Source records
==*==

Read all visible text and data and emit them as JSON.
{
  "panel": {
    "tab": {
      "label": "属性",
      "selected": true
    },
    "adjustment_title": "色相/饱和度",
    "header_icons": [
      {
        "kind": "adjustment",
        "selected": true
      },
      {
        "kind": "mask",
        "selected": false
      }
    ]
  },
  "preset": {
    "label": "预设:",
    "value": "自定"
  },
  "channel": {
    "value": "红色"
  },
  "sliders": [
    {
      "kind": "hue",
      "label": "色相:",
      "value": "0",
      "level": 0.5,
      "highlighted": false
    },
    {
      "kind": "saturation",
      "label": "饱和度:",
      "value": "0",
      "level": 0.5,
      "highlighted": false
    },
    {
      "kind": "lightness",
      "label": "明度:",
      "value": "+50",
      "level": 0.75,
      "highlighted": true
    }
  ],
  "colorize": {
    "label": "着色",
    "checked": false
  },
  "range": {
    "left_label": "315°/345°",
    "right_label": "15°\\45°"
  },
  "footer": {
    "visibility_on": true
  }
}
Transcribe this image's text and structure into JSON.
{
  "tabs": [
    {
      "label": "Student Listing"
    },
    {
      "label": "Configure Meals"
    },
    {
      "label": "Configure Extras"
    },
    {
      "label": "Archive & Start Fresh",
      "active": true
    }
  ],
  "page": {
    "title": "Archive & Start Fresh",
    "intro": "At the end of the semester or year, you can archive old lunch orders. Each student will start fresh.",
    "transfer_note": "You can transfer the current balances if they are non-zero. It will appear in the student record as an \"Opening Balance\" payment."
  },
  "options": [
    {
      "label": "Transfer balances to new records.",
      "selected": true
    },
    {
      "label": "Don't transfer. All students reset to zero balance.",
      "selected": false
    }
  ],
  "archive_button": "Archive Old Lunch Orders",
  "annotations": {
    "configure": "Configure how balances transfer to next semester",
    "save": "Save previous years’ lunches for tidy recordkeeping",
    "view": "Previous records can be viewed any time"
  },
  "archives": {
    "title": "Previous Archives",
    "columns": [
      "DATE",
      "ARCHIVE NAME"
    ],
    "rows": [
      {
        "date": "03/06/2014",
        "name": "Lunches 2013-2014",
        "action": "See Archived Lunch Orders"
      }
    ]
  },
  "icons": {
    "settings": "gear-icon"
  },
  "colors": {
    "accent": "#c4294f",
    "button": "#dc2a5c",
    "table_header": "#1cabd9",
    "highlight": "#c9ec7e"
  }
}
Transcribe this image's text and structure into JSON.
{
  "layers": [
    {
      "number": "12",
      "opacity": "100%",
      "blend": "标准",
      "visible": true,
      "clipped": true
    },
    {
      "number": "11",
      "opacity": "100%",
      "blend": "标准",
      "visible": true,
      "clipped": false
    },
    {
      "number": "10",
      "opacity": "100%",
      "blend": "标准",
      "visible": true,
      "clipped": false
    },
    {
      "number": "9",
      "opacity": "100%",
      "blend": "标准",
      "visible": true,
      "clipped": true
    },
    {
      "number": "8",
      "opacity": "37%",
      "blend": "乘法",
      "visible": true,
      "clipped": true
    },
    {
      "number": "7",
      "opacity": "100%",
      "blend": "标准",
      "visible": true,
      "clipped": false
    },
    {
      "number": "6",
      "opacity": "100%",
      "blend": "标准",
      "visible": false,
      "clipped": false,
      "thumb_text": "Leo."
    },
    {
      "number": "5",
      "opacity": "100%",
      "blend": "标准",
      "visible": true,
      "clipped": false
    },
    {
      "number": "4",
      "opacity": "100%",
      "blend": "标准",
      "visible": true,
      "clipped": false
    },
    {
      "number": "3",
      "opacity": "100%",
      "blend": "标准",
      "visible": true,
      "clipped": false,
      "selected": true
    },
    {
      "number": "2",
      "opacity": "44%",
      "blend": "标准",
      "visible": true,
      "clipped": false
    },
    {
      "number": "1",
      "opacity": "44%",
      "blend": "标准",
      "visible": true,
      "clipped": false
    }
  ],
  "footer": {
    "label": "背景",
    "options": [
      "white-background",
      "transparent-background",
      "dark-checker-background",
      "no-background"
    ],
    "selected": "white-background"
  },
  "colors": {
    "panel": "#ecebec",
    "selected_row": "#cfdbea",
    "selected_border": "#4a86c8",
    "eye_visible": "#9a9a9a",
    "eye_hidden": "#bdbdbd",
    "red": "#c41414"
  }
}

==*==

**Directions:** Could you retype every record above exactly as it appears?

**Exercise result:**
Read all visible text and data and emit them as JSON.
{
  "panel": {
    "tab": {
      "label": "属性",
      "selected": true
    },
    "adjustment_title": "色相/饱和度",
    "header_icons": [
      {
        "kind": "adjustment",
        "selected": true
      },
      {
        "kind": "mask",
        "selected": false
      }
    ]
  },
  "preset": {
    "label": "预设:",
    "value": "自定"
  },
  "channel": {
    "value": "红色"
  },
  "sliders": [
    {
      "kind": "hue",
      "label": "色相:",
      "value": "0",
      "level": 0.5,
      "highlighted": false
    },
    {
      "kind": "saturation",
      "label": "饱和度:",
      "value": "0",
      "level": 0.5,
      "highlighted": false
    },
    {
      "kind": "lightness",
      "label": "明度:",
      "value": "+50",
      "level": 0.75,
      "highlighted": true
    }
  ],
  "colorize": {
    "label": "着色",
    "checked": false
  },
  "range": {
    "left_label": "315°/345°",
    "right_label": "15°\\45°"
  },
  "footer": {
    "visibility_on": true
  }
}
Transcribe this image's text and structure into JSON.
{
  "tabs": [
    {
      "label": "Student Listing"
    },
    {
      "label": "Configure Meals"
    },
    {
      "label": "Configure Extras"
    },
    {
      "label": "Archive & Start Fresh",
      "active": true
    }
  ],
  "page": {
    "title": "Archive & Start Fresh",
    "intro": "At the end of the semester or year, you can archive old lunch orders. Each student will start fresh.",
    "transfer_note": "You can transfer the current balances if they are non-zero. It will appear in the student record as an \"Opening Balance\" payment."
  },
  "options": [
    {
      "label": "Transfer balances to new records.",
      "selected": true
    },
    {
      "label": "Don't transfer. All students reset to zero balance.",
      "selected": false
    }
  ],
  "archive_button": "Archive Old Lunch Orders",
  "annotations": {
    "configure": "Configure how balances transfer to next semester",
    "save": "Save previous years’ lunches for tidy recordkeeping",
    "view": "Previous records can be viewed any time"
  },
  "archives": {
    "title": "Previous Archives",
    "columns": [
      "DATE",
      "ARCHIVE NAME"
    ],
    "rows": [
      {
        "date": "03/06/2014",
        "name": "Lunches 2013-2014",
        "action": "See Archived Lunch Orders"
      }
    ]
  },
  "icons": {
    "settings": "gear-icon"
  },
  "colors": {
    "accent": "#c4294f",
    "button": "#dc2a5c",
    "table_header": "#1cabd9",
    "highlight": "#c9ec7e"
  }
}
Transcribe this image's text and structure into JSON.
{
  "layers": [
    {
      "number": "12",
      "opacity": "100%",
      "blend": "标准",
      "visible": true,
      "clipped": true
    },
    {
      "number": "11",
      "opacity": "100%",
      "blend": "标准",
      "visible": true,
      "clipped": false
    },
    {
      "number": "10",
      "opacity": "100%",
      "blend": "标准",
      "visible": true,
      "clipped": false
    },
    {
      "number": "9",
      "opacity": "100%",
      "blend": "标准",
      "visible": true,
      "clipped": true
    },
    {
      "number": "8",
      "opacity": "37%",
      "blend": "乘法",
      "visible": true,
      "clipped": true
    },
    {
      "number": "7",
      "opacity": "100%",
      "blend": "标准",
      "visible": true,
      "clipped": false
    },
    {
      "number": "6",
      "opacity": "100%",
      "blend": "标准",
      "visible": false,
      "clipped": false,
      "thumb_text": "Leo."
    },
    {
      "number": "5",
      "opacity": "100%",
      "blend": "标准",
      "visible": true,
      "clipped": false
    },
    {
      "number": "4",
      "opacity": "100%",
      "blend": "标准",
      "visible": true,
      "clipped": false
    },
    {
      "number": "3",
      "opacity": "100%",
      "blend": "标准",
      "visible": true,
      "clipped": false,
      "selected": true
    },
    {
      "number": "2",
      "opacity": "44%",
      "blend": "标准",
      "visible": true,
      "clipped": false
    },
    {
      "number": "1",
      "opacity": "44%",
      "blend": "标准",
      "visible": true,
      "clipped": false
    }
  ],
  "footer": {
    "label": "背景",
    "options": [
      "white-background",
      "transparent-background",
      "dark-checker-background",
      "no-background"
    ],
    "selected": "white-background"
  },
  "colors": {
    "panel": "#ecebec",
    "selected_row": "#cfdbea",
    "selected_border": "#4a86c8",
    "eye_visible": "#9a9a9a",
    "eye_hidden": "#bdbdbd",
    "red": "#c41414"
  }
}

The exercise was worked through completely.